>>

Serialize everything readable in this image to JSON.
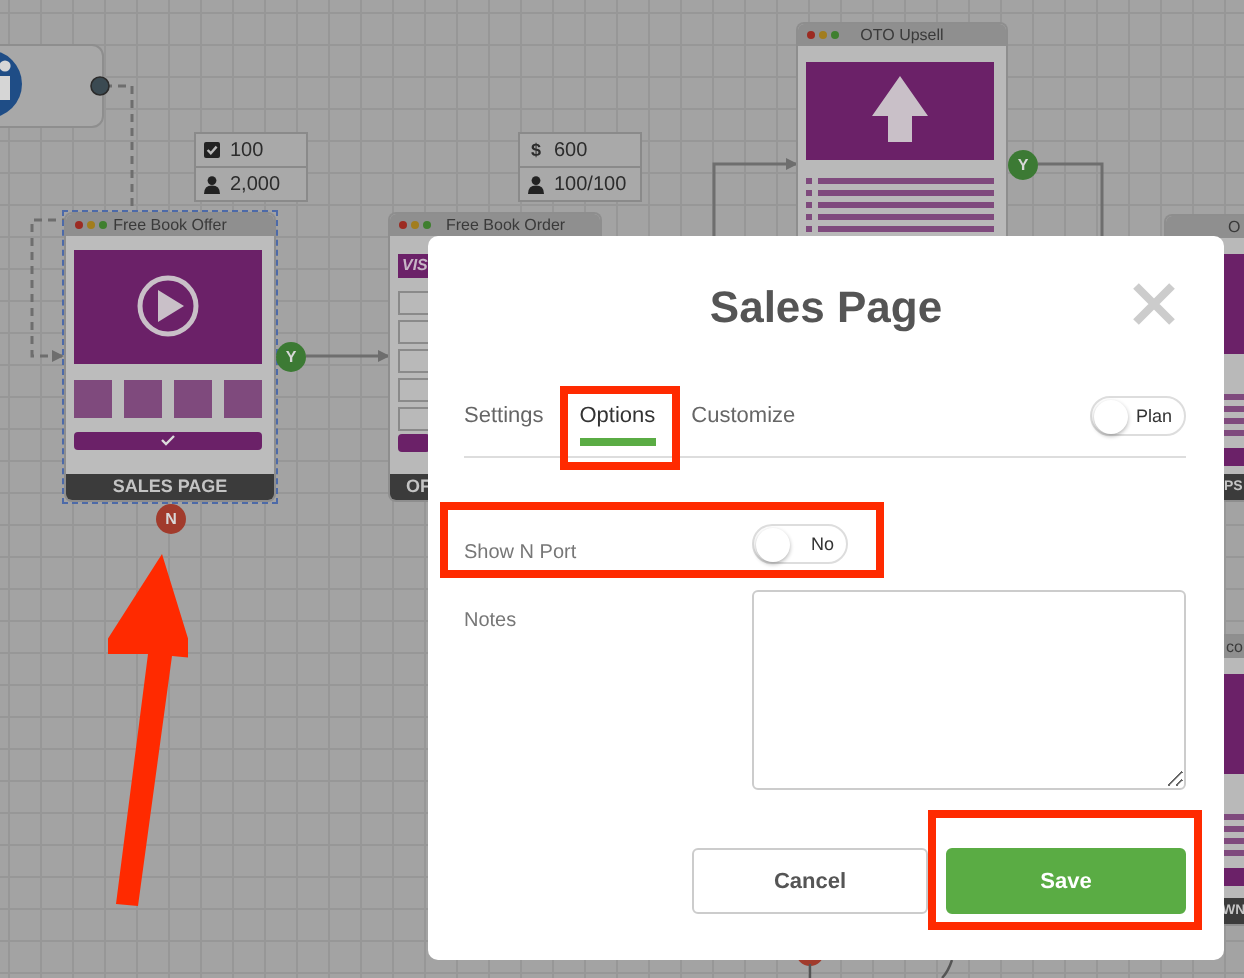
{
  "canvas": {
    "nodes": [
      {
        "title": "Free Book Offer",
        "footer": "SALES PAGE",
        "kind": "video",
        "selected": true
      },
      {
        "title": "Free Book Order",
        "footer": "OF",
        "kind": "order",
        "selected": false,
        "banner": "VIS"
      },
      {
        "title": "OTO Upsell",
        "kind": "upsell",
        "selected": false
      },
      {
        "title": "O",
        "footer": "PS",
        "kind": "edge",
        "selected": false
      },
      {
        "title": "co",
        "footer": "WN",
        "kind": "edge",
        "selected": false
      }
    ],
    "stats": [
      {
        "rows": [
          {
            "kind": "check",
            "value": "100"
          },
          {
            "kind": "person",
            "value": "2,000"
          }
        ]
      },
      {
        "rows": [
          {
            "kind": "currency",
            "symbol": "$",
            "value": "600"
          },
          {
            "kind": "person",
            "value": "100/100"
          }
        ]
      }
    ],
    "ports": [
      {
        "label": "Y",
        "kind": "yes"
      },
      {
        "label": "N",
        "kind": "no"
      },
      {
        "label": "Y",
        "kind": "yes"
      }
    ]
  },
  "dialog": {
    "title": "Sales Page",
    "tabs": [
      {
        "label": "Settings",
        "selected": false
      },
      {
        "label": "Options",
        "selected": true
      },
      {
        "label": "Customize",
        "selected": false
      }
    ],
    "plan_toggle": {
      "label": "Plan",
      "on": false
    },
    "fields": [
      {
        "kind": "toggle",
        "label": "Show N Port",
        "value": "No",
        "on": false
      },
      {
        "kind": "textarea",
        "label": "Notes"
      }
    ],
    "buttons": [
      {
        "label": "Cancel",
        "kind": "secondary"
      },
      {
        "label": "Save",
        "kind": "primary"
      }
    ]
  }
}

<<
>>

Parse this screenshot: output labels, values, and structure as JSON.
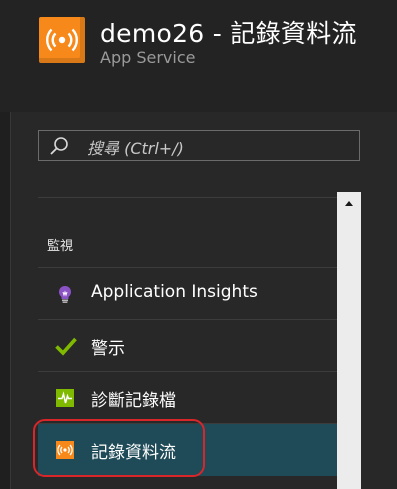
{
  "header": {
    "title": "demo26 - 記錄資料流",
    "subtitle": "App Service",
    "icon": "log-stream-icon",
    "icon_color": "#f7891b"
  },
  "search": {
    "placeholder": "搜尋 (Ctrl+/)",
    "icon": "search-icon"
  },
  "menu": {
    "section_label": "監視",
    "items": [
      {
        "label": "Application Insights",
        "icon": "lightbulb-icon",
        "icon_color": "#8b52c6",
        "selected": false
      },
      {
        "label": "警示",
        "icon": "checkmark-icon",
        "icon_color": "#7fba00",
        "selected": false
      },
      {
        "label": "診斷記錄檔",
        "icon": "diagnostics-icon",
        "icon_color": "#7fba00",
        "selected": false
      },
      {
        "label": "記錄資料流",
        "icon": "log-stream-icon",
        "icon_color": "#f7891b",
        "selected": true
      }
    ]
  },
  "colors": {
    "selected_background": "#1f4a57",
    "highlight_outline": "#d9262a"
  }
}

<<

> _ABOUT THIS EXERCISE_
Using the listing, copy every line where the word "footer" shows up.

> _EXERCISE RESPONSE_
        "footer": "SALES PAGE",
        "footer": "OF",
        "footer": "PS",
        "footer": "WN",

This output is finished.